Dan Moren, writing on Six Colors last week:
Over the past few days, I’ve seen a ton of people on Twitter (including plenty of folks I’d describe as pretty tech savvy) have their mind blown by a tweet explaining how to move the cursor on the iOS keyboard.
This points to a larger, more fundamental issue cropping up with iOS as the platform becomes more mature: how do you add functionality and make it easily discoverable?
Some of the challenge here is simply because of iOS’s constraints: Where on the smaller screen can you add more features that would be easy to discover? But another challenge is how the OS is architected. The Mac nearly always treated the menu bar as a “safe” zone to which you could always retreat if you needed to find a command. There’s no real analogue to that on iOS, with the exception perhaps of the status bar, which isn’t, aside from the aforementioned “jump to the top” feature, an interactive element.
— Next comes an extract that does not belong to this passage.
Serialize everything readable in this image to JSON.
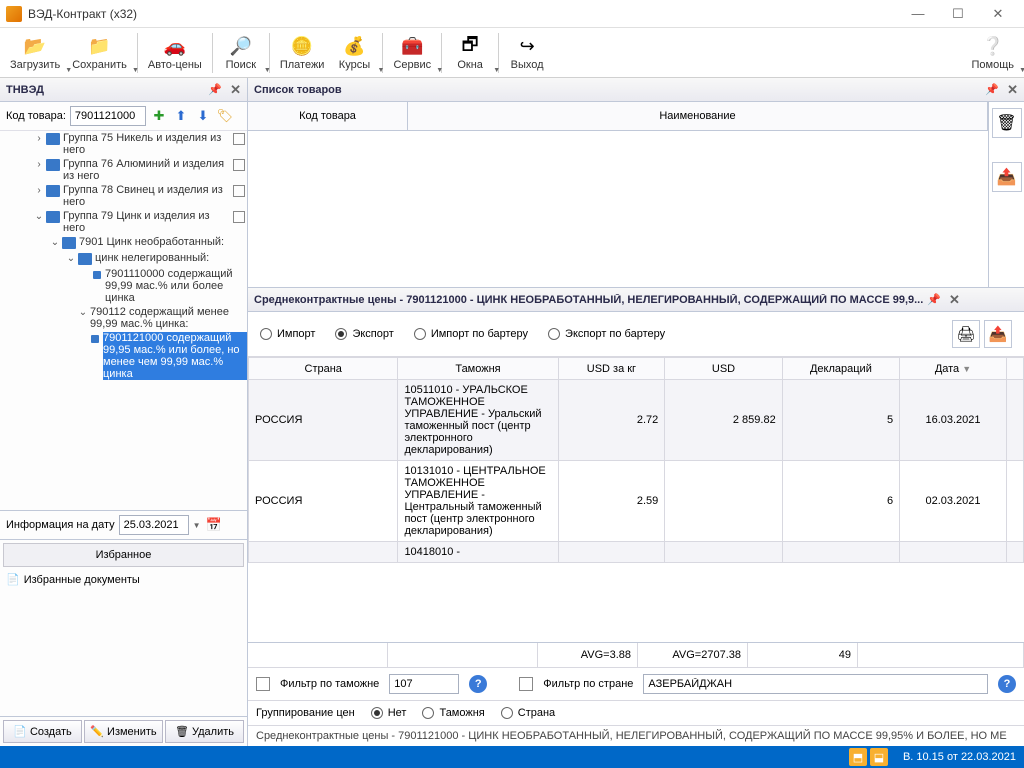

I think this is a big part of the challenge Apple is dealing with as it continues to evolve and push iOS forward. iOS has made easy so many things that used to be difficult or require a lot of technical know-how, but as we ask more from our devices and as developers deliver it, we lose some of that initial pared-down elegance that Apple sought.
See also: Fixing 3D Touch, from June 2018.